____ Task material
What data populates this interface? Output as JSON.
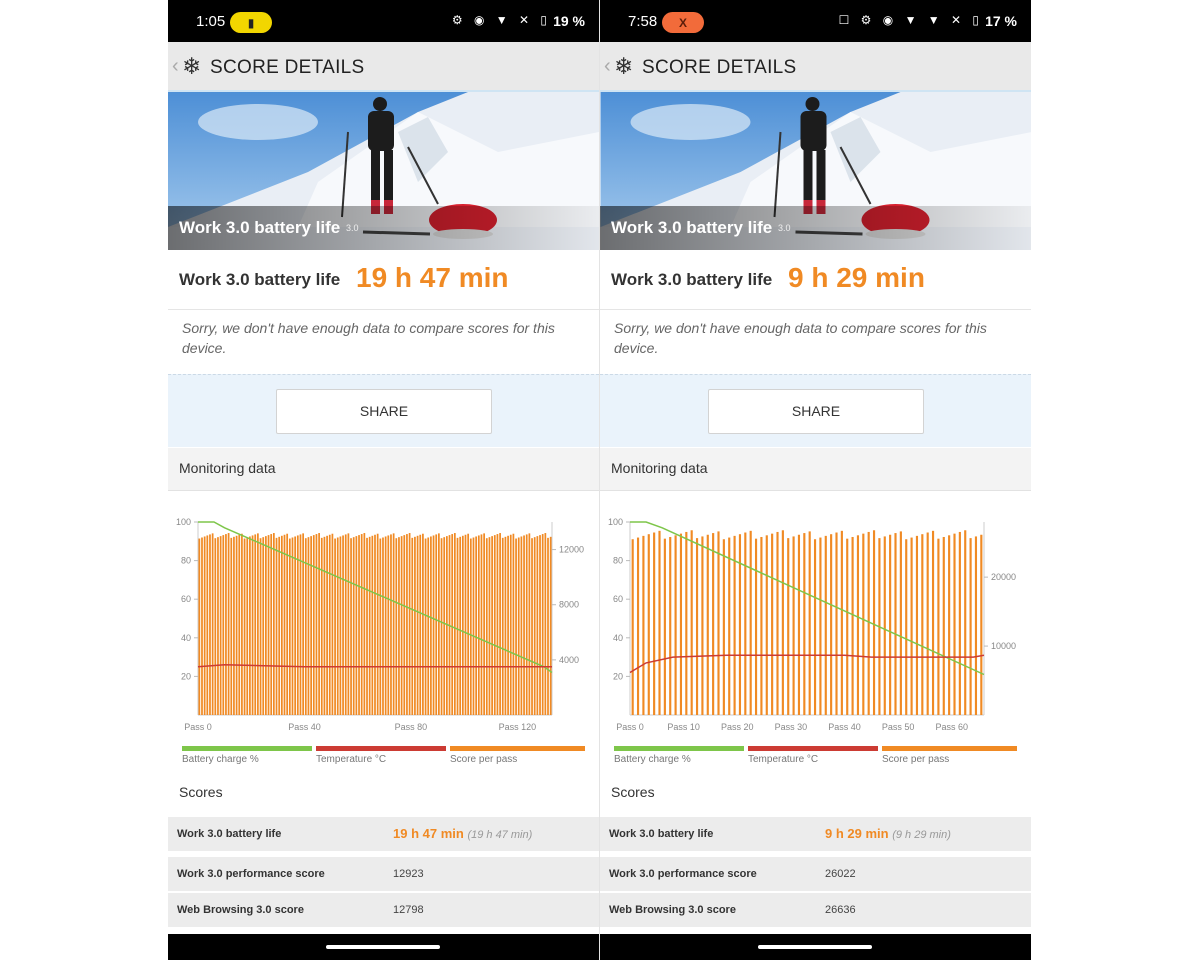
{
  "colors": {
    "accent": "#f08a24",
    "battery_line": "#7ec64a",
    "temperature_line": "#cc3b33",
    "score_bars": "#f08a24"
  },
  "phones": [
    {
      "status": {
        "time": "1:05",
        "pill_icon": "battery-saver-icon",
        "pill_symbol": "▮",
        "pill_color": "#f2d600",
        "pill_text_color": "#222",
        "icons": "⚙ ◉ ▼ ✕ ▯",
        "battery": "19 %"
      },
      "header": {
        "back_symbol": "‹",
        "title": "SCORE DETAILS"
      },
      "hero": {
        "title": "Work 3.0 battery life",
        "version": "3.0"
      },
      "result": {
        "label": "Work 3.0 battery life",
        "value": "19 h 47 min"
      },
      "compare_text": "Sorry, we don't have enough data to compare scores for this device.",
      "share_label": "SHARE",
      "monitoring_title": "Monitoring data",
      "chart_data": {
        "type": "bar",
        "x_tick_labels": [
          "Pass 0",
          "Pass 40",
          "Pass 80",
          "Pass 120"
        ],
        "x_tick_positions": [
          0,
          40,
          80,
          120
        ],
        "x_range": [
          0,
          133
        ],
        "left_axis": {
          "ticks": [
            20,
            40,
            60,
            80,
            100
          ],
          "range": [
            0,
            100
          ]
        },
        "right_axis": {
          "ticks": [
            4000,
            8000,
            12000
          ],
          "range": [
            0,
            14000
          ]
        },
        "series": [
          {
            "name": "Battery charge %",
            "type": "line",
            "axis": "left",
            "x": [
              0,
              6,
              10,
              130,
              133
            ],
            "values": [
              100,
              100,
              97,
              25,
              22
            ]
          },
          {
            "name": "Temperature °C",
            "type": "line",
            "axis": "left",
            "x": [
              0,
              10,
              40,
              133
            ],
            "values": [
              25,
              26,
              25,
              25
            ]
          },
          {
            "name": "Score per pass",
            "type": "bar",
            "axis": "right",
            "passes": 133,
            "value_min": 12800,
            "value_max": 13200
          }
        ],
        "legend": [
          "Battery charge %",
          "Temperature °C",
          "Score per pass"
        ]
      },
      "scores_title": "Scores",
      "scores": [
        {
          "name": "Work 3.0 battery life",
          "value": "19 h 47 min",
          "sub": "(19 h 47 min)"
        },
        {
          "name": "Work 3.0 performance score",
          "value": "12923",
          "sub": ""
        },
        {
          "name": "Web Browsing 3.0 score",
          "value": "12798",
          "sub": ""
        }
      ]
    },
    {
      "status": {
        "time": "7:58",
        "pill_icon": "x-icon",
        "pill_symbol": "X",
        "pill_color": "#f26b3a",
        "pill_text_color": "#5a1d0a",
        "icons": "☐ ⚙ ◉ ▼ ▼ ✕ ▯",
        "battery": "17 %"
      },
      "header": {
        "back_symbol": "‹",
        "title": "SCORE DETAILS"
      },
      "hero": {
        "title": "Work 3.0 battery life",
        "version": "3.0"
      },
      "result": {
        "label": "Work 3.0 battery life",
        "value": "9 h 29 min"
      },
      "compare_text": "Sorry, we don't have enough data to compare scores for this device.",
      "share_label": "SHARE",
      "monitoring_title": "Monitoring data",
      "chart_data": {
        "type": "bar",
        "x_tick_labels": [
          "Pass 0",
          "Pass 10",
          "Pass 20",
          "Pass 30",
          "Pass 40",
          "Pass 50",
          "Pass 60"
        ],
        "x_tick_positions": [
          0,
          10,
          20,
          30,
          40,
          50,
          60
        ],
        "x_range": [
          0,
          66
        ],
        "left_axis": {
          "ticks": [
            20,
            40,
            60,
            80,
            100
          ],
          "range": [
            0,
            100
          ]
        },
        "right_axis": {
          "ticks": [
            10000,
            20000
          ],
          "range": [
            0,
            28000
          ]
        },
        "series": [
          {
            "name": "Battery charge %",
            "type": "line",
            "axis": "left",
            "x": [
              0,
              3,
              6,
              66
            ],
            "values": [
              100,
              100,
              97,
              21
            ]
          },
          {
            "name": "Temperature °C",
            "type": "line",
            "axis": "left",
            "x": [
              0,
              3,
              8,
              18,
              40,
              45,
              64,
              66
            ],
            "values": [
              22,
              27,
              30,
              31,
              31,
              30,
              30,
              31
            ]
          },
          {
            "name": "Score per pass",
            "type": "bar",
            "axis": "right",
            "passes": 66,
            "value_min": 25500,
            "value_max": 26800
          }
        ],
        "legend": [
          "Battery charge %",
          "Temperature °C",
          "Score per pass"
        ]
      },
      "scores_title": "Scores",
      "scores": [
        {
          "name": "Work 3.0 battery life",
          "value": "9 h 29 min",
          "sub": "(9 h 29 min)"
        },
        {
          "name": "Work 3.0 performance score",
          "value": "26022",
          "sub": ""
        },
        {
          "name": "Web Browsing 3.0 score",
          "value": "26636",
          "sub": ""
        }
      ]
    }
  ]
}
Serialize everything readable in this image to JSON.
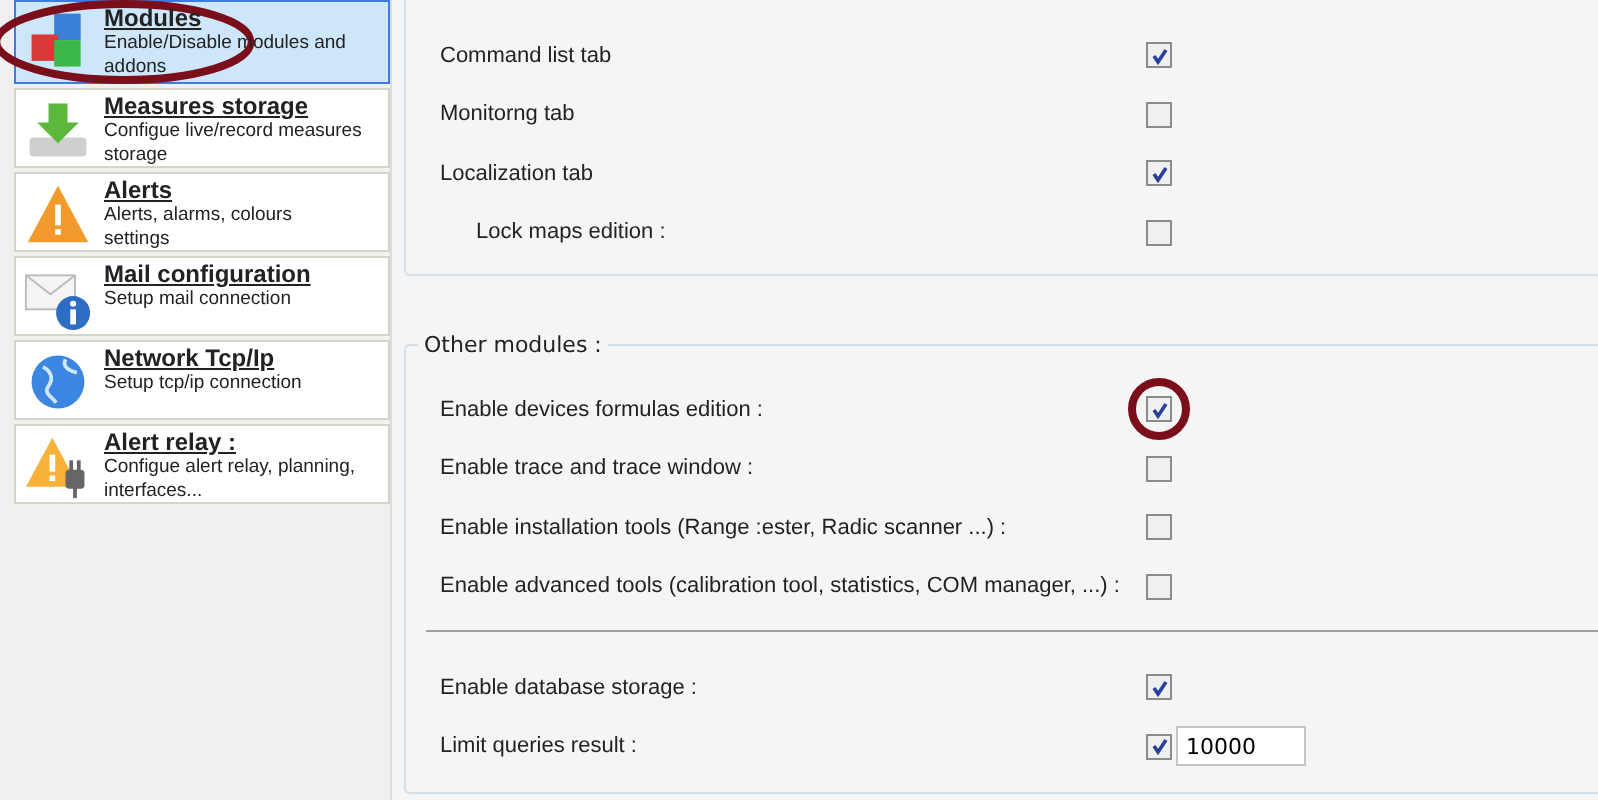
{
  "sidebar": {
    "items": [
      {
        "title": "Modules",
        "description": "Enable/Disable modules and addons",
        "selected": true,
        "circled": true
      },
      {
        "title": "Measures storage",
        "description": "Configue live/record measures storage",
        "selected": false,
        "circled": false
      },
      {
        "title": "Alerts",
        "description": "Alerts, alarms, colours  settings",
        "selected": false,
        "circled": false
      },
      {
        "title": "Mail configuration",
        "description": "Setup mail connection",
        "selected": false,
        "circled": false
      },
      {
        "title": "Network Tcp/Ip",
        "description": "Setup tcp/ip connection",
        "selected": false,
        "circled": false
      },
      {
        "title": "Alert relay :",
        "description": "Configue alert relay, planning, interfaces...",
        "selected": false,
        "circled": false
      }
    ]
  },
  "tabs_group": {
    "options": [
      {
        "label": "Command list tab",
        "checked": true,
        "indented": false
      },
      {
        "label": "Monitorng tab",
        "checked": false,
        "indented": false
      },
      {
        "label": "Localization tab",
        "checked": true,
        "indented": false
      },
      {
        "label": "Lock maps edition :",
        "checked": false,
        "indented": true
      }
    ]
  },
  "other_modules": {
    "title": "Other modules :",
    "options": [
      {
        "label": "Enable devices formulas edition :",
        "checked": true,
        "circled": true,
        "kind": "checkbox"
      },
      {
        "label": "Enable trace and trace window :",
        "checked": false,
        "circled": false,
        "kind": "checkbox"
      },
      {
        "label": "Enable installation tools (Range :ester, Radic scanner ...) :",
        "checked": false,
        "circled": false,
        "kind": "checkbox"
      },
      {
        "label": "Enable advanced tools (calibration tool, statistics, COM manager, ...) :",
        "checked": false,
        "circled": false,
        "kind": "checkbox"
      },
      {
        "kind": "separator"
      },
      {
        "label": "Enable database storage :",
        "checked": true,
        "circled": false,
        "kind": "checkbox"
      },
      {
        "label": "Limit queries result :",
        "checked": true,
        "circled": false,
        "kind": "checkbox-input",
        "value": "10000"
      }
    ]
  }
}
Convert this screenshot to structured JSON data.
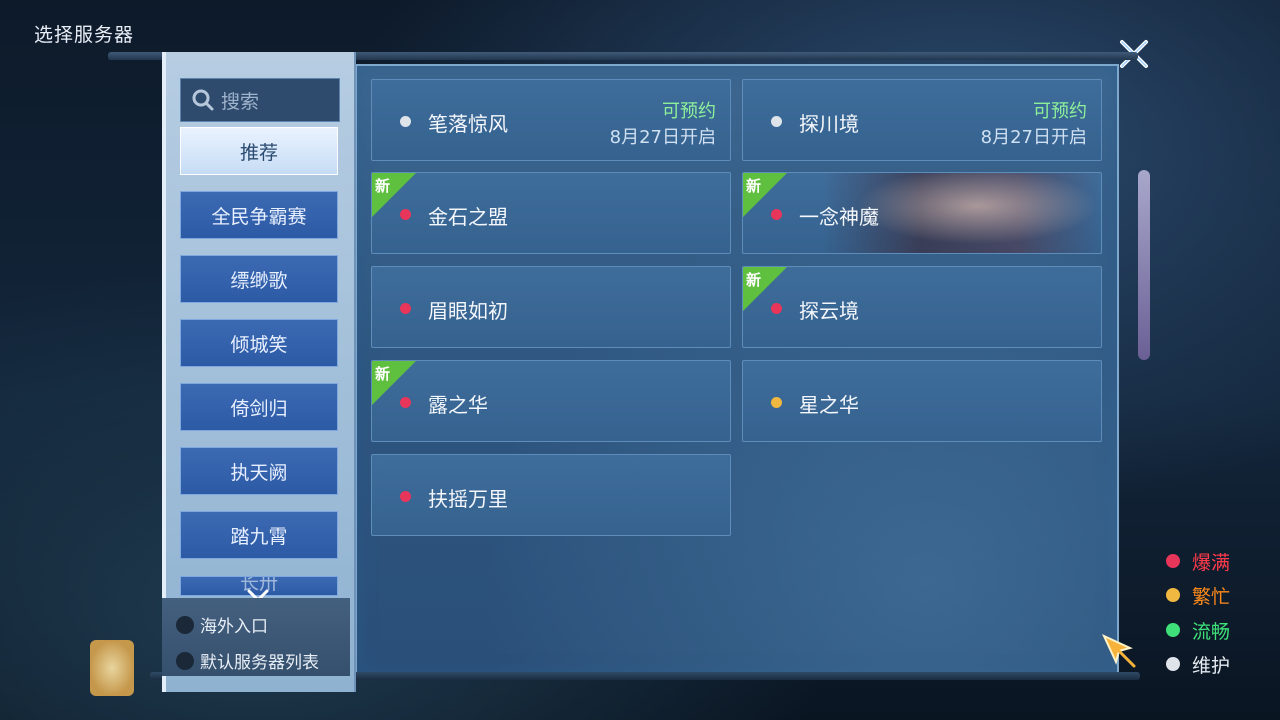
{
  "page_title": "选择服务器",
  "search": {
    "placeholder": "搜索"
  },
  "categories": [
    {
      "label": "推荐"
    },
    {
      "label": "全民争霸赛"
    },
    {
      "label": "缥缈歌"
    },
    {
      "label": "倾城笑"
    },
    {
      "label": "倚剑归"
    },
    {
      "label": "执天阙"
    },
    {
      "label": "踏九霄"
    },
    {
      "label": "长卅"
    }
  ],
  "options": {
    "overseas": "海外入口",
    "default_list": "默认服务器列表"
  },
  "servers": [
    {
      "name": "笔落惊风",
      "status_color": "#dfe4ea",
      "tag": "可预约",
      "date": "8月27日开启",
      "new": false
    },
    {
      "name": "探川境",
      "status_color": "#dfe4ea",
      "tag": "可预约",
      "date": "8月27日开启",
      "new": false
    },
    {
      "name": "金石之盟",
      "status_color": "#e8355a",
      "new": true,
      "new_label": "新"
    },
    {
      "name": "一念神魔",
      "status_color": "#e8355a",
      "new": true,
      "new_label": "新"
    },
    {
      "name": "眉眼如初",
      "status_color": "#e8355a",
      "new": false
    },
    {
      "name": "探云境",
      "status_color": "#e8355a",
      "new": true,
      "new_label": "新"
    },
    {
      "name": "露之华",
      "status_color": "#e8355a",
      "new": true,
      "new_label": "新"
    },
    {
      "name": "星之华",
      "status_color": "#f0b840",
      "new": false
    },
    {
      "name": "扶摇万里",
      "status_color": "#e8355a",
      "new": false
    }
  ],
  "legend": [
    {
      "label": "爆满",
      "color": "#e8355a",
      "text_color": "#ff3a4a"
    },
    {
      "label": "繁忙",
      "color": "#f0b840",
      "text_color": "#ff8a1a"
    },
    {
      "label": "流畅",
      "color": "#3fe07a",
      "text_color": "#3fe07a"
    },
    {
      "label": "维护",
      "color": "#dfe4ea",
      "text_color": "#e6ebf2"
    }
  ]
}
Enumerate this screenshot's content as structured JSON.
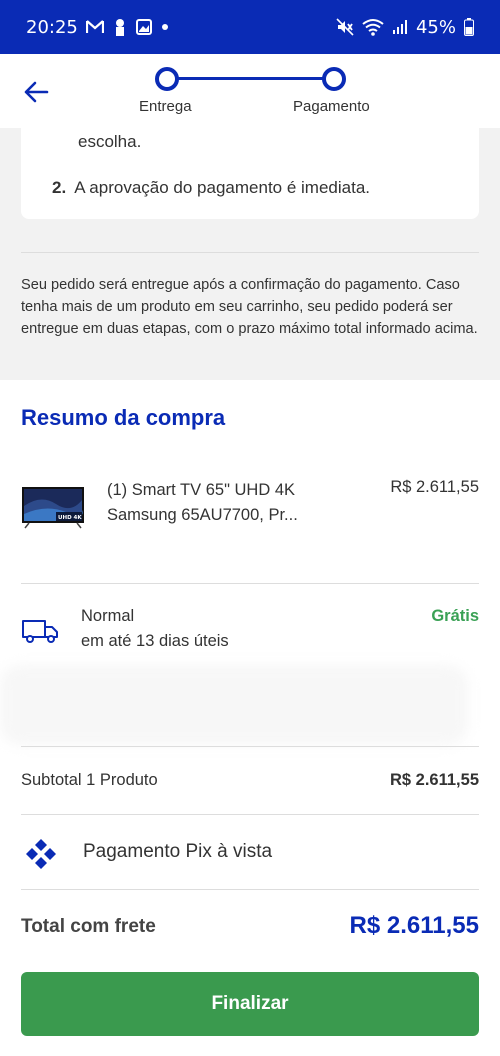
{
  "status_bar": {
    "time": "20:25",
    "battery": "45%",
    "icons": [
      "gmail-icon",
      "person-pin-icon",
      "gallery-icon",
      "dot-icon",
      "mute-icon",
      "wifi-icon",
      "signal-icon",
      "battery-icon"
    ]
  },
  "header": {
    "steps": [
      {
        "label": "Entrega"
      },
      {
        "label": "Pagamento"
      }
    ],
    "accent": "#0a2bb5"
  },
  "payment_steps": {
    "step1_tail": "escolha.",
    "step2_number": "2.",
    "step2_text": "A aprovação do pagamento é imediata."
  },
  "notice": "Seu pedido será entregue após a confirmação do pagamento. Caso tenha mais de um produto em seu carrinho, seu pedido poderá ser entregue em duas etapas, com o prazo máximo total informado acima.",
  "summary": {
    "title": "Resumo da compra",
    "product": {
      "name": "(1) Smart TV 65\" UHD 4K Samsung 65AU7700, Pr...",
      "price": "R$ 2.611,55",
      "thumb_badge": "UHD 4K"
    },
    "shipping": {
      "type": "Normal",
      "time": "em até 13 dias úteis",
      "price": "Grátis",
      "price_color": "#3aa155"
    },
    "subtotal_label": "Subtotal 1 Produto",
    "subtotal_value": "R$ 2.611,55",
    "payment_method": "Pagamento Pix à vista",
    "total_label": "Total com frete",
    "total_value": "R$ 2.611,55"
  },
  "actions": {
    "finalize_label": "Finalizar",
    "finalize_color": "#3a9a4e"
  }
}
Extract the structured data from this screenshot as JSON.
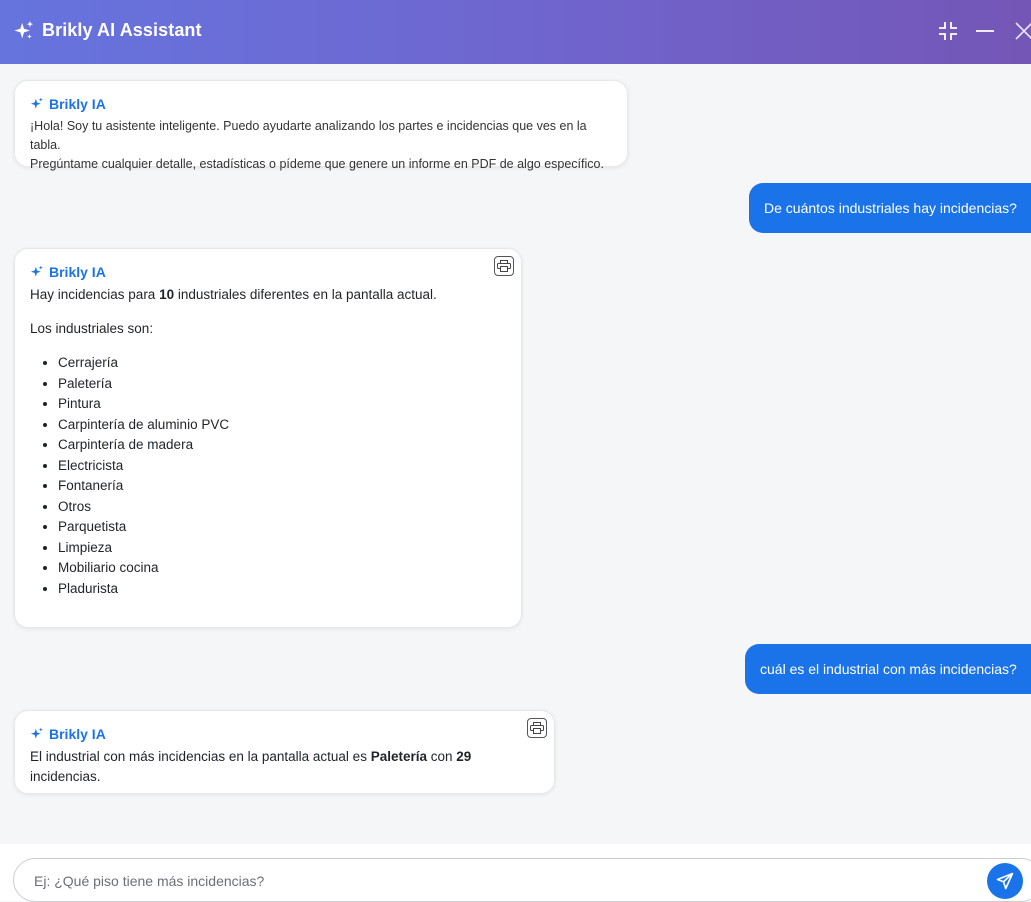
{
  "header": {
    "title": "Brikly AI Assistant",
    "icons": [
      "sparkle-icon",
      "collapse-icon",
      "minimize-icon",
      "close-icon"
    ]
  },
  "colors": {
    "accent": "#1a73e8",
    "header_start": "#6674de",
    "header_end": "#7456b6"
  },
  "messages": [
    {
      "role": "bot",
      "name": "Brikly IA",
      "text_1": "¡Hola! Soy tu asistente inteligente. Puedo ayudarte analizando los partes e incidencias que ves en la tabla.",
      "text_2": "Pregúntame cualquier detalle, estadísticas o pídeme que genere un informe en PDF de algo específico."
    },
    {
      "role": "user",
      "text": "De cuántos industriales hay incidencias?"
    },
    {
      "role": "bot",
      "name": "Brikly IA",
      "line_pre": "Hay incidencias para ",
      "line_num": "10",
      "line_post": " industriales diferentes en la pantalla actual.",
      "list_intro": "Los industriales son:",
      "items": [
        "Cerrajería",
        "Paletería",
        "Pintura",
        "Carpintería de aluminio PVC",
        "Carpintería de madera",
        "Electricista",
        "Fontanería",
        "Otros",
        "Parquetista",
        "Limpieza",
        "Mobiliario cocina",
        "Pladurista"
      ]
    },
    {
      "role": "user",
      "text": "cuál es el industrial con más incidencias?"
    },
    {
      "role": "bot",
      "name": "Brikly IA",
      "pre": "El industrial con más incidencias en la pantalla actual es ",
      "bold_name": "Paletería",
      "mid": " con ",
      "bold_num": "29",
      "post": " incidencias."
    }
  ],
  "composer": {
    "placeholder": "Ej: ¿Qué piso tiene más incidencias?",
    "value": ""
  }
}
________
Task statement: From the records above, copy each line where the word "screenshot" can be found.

Exercise answer:
Convert this screenshot to structured JSON data.
Enumerate this screenshot's content as structured JSON.
Extract the structured data from this screenshot as JSON.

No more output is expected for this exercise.